Table 14: Median Inflation Expectations
Per cent
Year to December 2006 Year to December 2007
Market economists(a) 2.6 2.6 2.8   2.6
Union officials(b) 3.0 3.5 3.0   3.0
(a) RBA survey
(b) ACIRRT survey

The median inflation expectation of consumers, as reported in the Melbourne Institute survey, was 5.0 per cent in February. While this is slightly below its peak in the second half of 2005, it is somewhat above its long-run average. The implied medium-term inflation expectations of financial market participants, which are calculated as the difference between nominal and indexed bond yields, have also edged higher since the previous Statement, to around 3 per cent in early February. However, it appears that this in part reflects tight supply, as well as increasing demand for indexed bonds that is unrelated to expectations about inflation (see the chapter on ‘Domestic Financial Markets and Conditions’).

Inflation outlook

Based on the December quarter CPI data, underlying inflation appears to have remained fairly constant through 2005, as opposed to earlier expectations that it would gradually increase. It appears that the combination of the slowing in domestic demand and greater pricing discipline from international competition have so far reduced or offset the pass-through of higher unit labour costs into CPI inflation. Furthermore, although the rise in oil prices has resulted in price increases and surcharges for some specific goods and services, it has not so far fed through into more generalised inflation. This recent experience has been mirrored in some other countries.

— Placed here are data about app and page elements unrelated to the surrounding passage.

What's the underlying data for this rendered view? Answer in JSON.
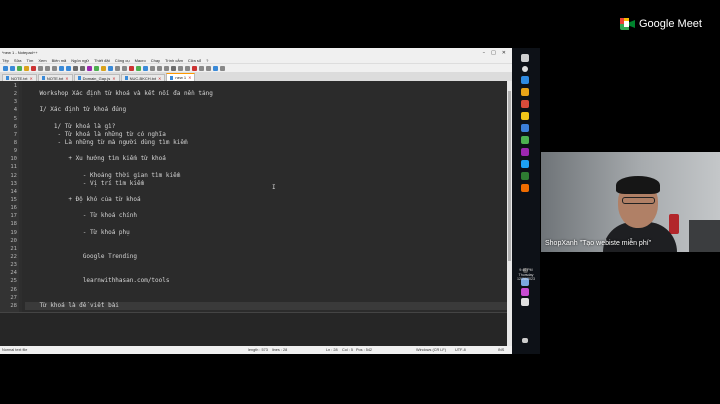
{
  "notepad": {
    "title": "*new 1 - Notepad++",
    "menu": [
      "Tệp",
      "Sửa",
      "Tìm",
      "Xem",
      "Biên mã",
      "Ngôn ngữ",
      "Thiết đặt",
      "Công cụ",
      "Macro",
      "Chạy",
      "Trình cắm",
      "Cửa sổ",
      "?"
    ],
    "tabs": [
      {
        "label": "NOTE.txt"
      },
      {
        "label": "NOTE.txt"
      },
      {
        "label": "Domain_Gap.js"
      },
      {
        "label": "NUC-BKCH.txt"
      },
      {
        "label": "new 1"
      }
    ],
    "lines": [
      "",
      "    Workshop Xác định từ khoá và kết nối đa nền tảng",
      "",
      "    I/ Xác định từ khoá đúng",
      "",
      "        1/ Từ khoá là gì?",
      "         - Từ khoá là những từ có nghĩa",
      "         - Là những từ mà người dùng tìm kiếm",
      "",
      "            + Xu hướng tìm kiếm từ khoá",
      "",
      "                - Khoảng thời gian tìm kiếm",
      "                - Vị trí tìm kiếm",
      "",
      "            + Độ khó của từ khoá",
      "",
      "                - Từ khoá chính",
      "",
      "                - Từ khoá phụ",
      "",
      "",
      "                Google Trending",
      "",
      "",
      "                learnwithhasan.com/tools",
      "",
      "",
      "    Từ khoá là để viết bài"
    ],
    "status": {
      "type": "Normal text file",
      "length": "length : 573",
      "lines": "lines : 28",
      "ln": "Ln : 28",
      "col": "Col : 5",
      "pos": "Pos : 542",
      "eol": "Windows (CR LF)",
      "enc": "UTF-8",
      "ins": "INS"
    }
  },
  "tray": {
    "time": "9:40 PM",
    "day": "Thursday",
    "date": "12/28/2023"
  },
  "meet": {
    "brand": "Google Meet",
    "participant_name": "ShopXanh \"Tạo webiste miễn phí\""
  }
}
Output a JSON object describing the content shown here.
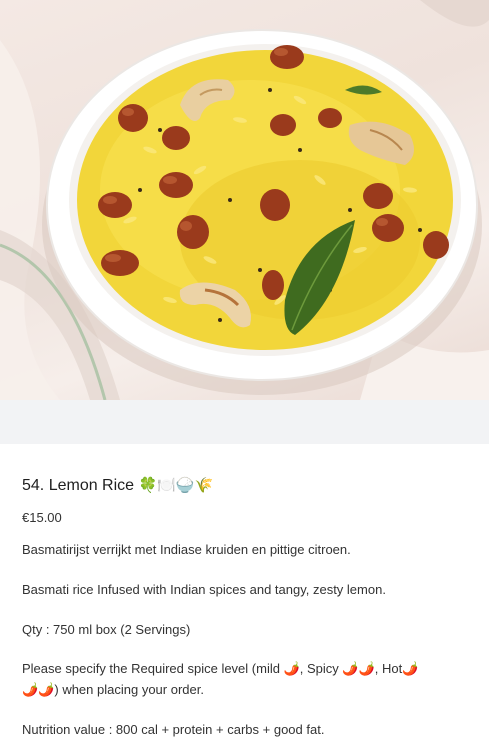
{
  "item": {
    "title": "54. Lemon Rice",
    "title_emojis": "🍀🍽️🍚🌾",
    "price": "€15.00",
    "image_alt": "Lemon rice with peanuts and cashews in a white bowl"
  },
  "description": {
    "dutch": "Basmatirijst verrijkt met Indiase kruiden en pittige citroen.",
    "english": "Basmati rice Infused with Indian spices and tangy, zesty lemon.",
    "qty": "Qty : 750 ml box (2 Servings)",
    "spice_line_1_part1": "Please specify the Required spice level (mild ",
    "chili_single": "🌶️",
    "spice_line_1_part2": ", Spicy ",
    "chili_double": "🌶️🌶️",
    "spice_line_1_part3": ", Hot",
    "chili_triple_first": "🌶️",
    "chili_triple_rest": "🌶️🌶️",
    "spice_line_2_end": ") when placing your order.",
    "nutrition": "Nutrition value : 800 cal + protein + carbs + good fat."
  },
  "colors": {
    "rice": "#f2d63a",
    "bowl": "#ffffff",
    "cloth": "#f1e4de",
    "gap": "#f2f3f5"
  }
}
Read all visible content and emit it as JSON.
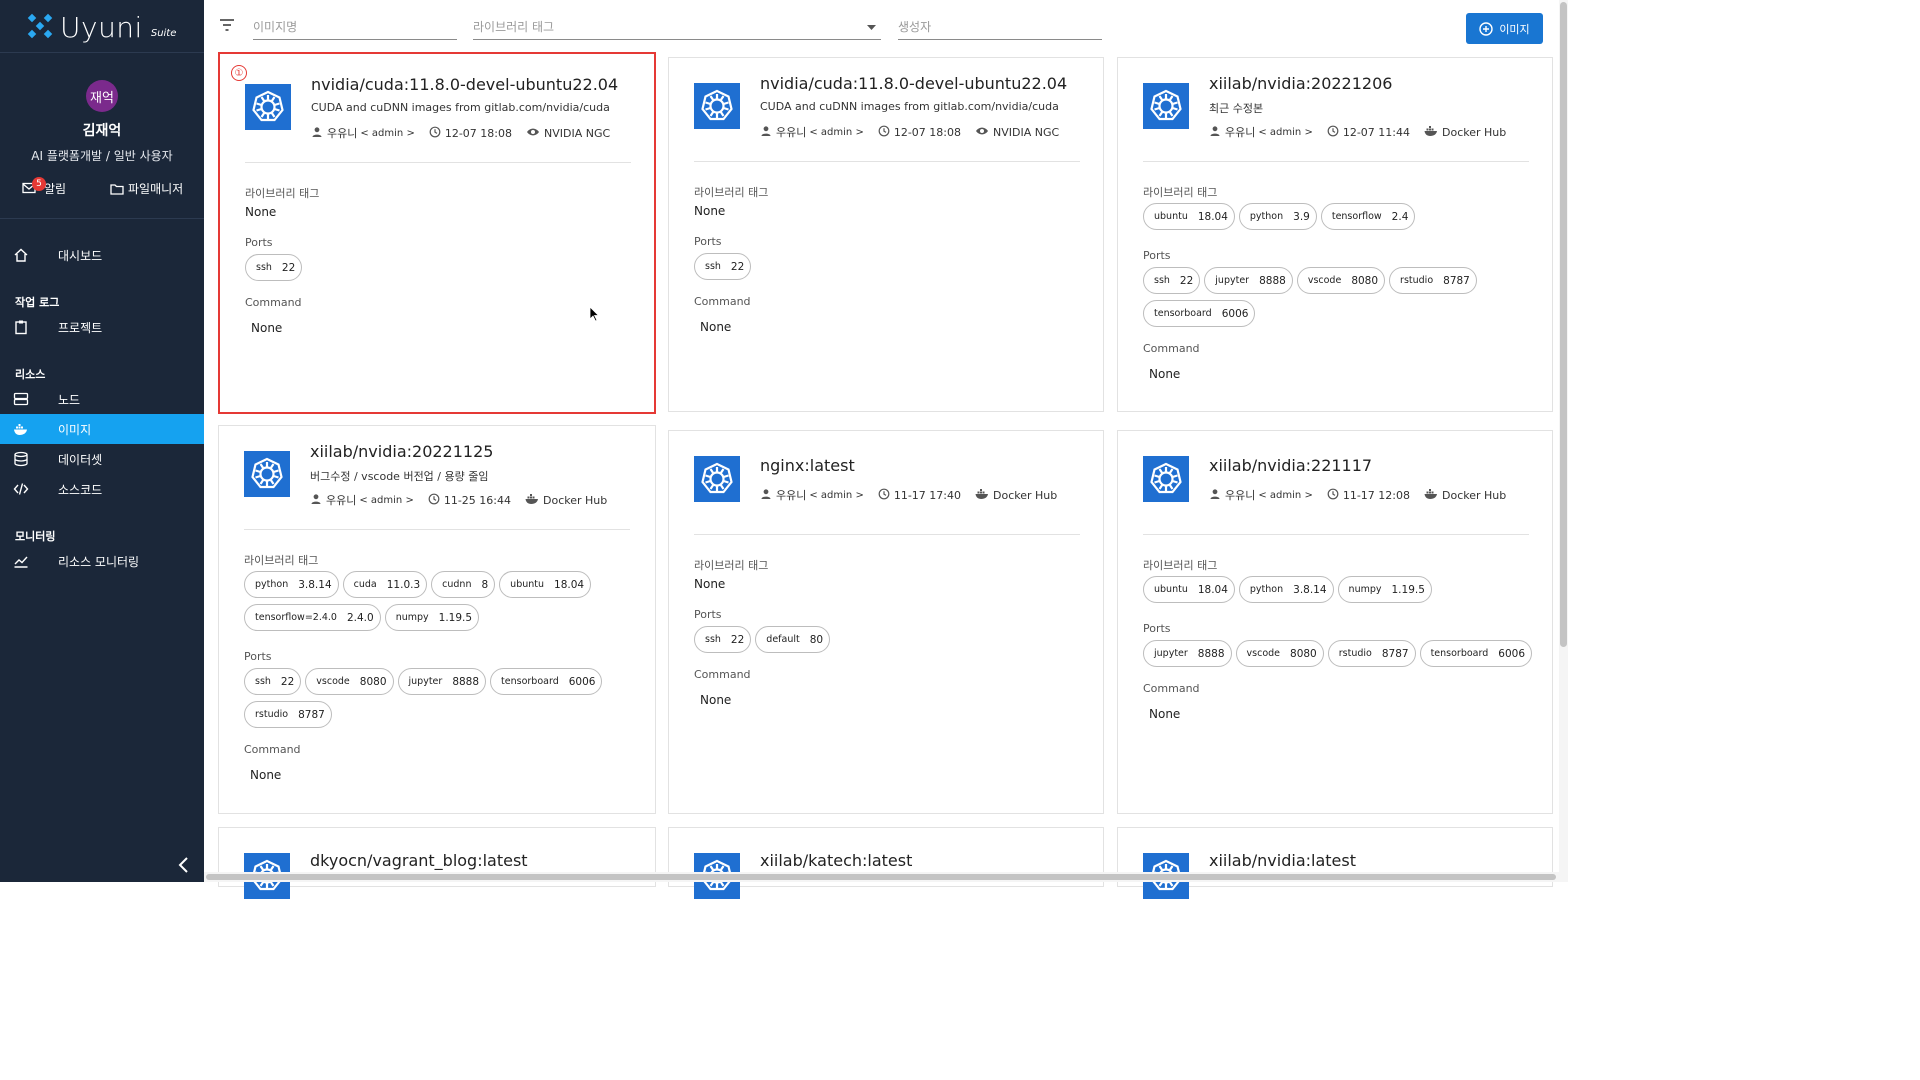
{
  "sidebar": {
    "logo_text": "Uyuni",
    "logo_suite": "Suite",
    "avatar_text": "재억",
    "user_name": "김재억",
    "user_role": "AI 플랫폼개발 / 일반 사용자",
    "alerts_label": "알림",
    "alerts_count": "5",
    "files_label": "파일매니저",
    "nav": {
      "dashboard": "대시보드",
      "sec_worklog": "작업 로그",
      "project": "프로젝트",
      "sec_resource": "리소스",
      "node": "노드",
      "image": "이미지",
      "dataset": "데이터셋",
      "source": "소스코드",
      "sec_monitoring": "모니터링",
      "resource_monitoring": "리소스 모니터링"
    },
    "accent": "#15a2f0",
    "bg": "#1b2739"
  },
  "filters": {
    "image_name_placeholder": "이미지명",
    "library_tag_placeholder": "라이브러리 태그",
    "creator_placeholder": "생성자",
    "add_button": "이미지"
  },
  "labels": {
    "library_tag": "라이브러리 태그",
    "ports": "Ports",
    "command": "Command"
  },
  "cards": [
    {
      "name": "nvidia/cuda:11.8.0-devel-ubuntu22.04",
      "desc": "CUDA and cuDNN images from gitlab.com/nvidia/cuda",
      "user": "우유니",
      "owner": "< admin >",
      "time": "12-07 18:08",
      "source": "NVIDIA NGC",
      "lib_value": "None",
      "libs": [],
      "ports": [
        {
          "k": "ssh",
          "v": "22"
        }
      ],
      "command": "None",
      "selected_marker": "①"
    },
    {
      "name": "nvidia/cuda:11.8.0-devel-ubuntu22.04",
      "desc": "CUDA and cuDNN images from gitlab.com/nvidia/cuda",
      "user": "우유니",
      "owner": "< admin >",
      "time": "12-07 18:08",
      "source": "NVIDIA NGC",
      "lib_value": "None",
      "libs": [],
      "ports": [
        {
          "k": "ssh",
          "v": "22"
        }
      ],
      "command": "None"
    },
    {
      "name": "xiilab/nvidia:20221206",
      "desc": "최근 수정본",
      "user": "우유니",
      "owner": "< admin >",
      "time": "12-07 11:44",
      "source": "Docker Hub",
      "libs": [
        {
          "k": "ubuntu",
          "v": "18.04"
        },
        {
          "k": "python",
          "v": "3.9"
        },
        {
          "k": "tensorflow",
          "v": "2.4"
        }
      ],
      "ports": [
        {
          "k": "ssh",
          "v": "22"
        },
        {
          "k": "jupyter",
          "v": "8888"
        },
        {
          "k": "vscode",
          "v": "8080"
        },
        {
          "k": "rstudio",
          "v": "8787"
        },
        {
          "k": "tensorboard",
          "v": "6006"
        }
      ],
      "command": "None"
    },
    {
      "name": "xiilab/nvidia:20221125",
      "desc": "버그수정 / vscode 버전업 / 용량 줄임",
      "user": "우유니",
      "owner": "< admin >",
      "time": "11-25 16:44",
      "source": "Docker Hub",
      "libs": [
        {
          "k": "python",
          "v": "3.8.14"
        },
        {
          "k": "cuda",
          "v": "11.0.3"
        },
        {
          "k": "cudnn",
          "v": "8"
        },
        {
          "k": "ubuntu",
          "v": "18.04"
        },
        {
          "k": "tensorflow=2.4.0",
          "v": "2.4.0"
        },
        {
          "k": "numpy",
          "v": "1.19.5"
        }
      ],
      "ports": [
        {
          "k": "ssh",
          "v": "22"
        },
        {
          "k": "vscode",
          "v": "8080"
        },
        {
          "k": "jupyter",
          "v": "8888"
        },
        {
          "k": "tensorboard",
          "v": "6006"
        },
        {
          "k": "rstudio",
          "v": "8787"
        }
      ],
      "command": "None"
    },
    {
      "name": "nginx:latest",
      "desc": "",
      "user": "우유니",
      "owner": "< admin >",
      "time": "11-17 17:40",
      "source": "Docker Hub",
      "lib_value": "None",
      "libs": [],
      "ports": [
        {
          "k": "ssh",
          "v": "22"
        },
        {
          "k": "default",
          "v": "80"
        }
      ],
      "command": "None"
    },
    {
      "name": "xiilab/nvidia:221117",
      "desc": "",
      "user": "우유니",
      "owner": "< admin >",
      "time": "11-17 12:08",
      "source": "Docker Hub",
      "libs": [
        {
          "k": "ubuntu",
          "v": "18.04"
        },
        {
          "k": "python",
          "v": "3.8.14"
        },
        {
          "k": "numpy",
          "v": "1.19.5"
        }
      ],
      "ports": [
        {
          "k": "jupyter",
          "v": "8888"
        },
        {
          "k": "vscode",
          "v": "8080"
        },
        {
          "k": "rstudio",
          "v": "8787"
        },
        {
          "k": "tensorboard",
          "v": "6006"
        }
      ],
      "command": "None"
    },
    {
      "name": "dkyocn/vagrant_blog:latest"
    },
    {
      "name": "xiilab/katech:latest"
    },
    {
      "name": "xiilab/nvidia:latest"
    }
  ]
}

Despite the pick-up in prices of oil and other commodities, core inflation rates have remained well-behaved in most industrial countries.

It remains to be seen if the benign recent outcomes will continue or whether the impact of cost pressures on inflation has merely been delayed. For the moment, the Bank continues to expect underlying inflation to pick up modestly over the coming year, though not by as much as was earlier forecast. The forecast for inflation is based on the assumption that oil prices remain around recent levels of US$65 per barrel. It envisages GDP growth of 3 per cent or a little more over the forecast period and a slowing in the growth of domestic expenditure towards that of production. Underlying inflation is expected to remain in the 2½–3 per cent range over the forecast period, with our central forecast being that underlying inflation will increase to 2¾ per cent in the second half of 2006 and remain around this level through 2007. Headline CPI inflation is expected to remain at around 3 per cent for the next few quarters, and then to converge with underlying inflation from around the end of 2006.

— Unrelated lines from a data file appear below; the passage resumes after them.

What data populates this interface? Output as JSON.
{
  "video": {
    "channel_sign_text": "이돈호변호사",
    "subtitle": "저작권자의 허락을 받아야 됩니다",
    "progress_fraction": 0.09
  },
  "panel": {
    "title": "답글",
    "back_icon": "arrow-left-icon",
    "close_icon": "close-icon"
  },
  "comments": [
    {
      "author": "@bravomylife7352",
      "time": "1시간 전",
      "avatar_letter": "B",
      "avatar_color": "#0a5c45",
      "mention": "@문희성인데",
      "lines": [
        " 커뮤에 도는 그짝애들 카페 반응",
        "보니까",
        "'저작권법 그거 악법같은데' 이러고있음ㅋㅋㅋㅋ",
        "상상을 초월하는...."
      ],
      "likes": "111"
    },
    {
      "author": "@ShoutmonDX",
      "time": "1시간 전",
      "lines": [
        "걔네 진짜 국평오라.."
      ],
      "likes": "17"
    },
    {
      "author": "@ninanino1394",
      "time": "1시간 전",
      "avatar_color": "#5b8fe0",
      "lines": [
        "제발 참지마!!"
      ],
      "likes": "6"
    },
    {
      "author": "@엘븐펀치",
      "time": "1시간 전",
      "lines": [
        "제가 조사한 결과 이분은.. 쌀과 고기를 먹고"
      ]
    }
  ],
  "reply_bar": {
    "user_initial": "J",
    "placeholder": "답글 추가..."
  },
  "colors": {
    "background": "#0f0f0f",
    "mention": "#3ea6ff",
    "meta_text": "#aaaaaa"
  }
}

The forecast pick-up in underlying inflation largely reflects our forecast for the profile of growth in wages and unit labour costs. Survey data and liaison continue to indicate firm labour demand and pervasive shortages of skilled labour. Accordingly, the current strength in wage growth is expected to persist for some time and is forecast to feed through into consumer prices to a greater extent than has been seen recently. However, the central forecast incorporates an expectation that any additional pressures from labour costs on consumer price inflation will be quite modest, based largely on indications that profit margins remain healthy, which should permit firms to continue to absorb some additional labour cost pressures during the forecast period. But if demand were to be stronger than envisaged, it is likely that there would be less margin compression and stronger inflation than in the central forecast.

Increases in the prices of administered items such as health, education and utilities are likely to continue to contribute significantly to domestic inflation. By contrast, the forecasts do not include any significant indirect effects from higher fuel prices, nor any additional increases in world oil prices. As discussed in the previous Statement, the effects of oil prices on inflation do not appear to be as pronounced as they were in the past. In addition, any effects from oil prices are being offset by another international factor, namely the higher degree of international competition, most notably from China and other emerging economies. The integration of low-cost producers into the world economy seems to have a long way to run, and this is likely to continue to help contain domestic inflation.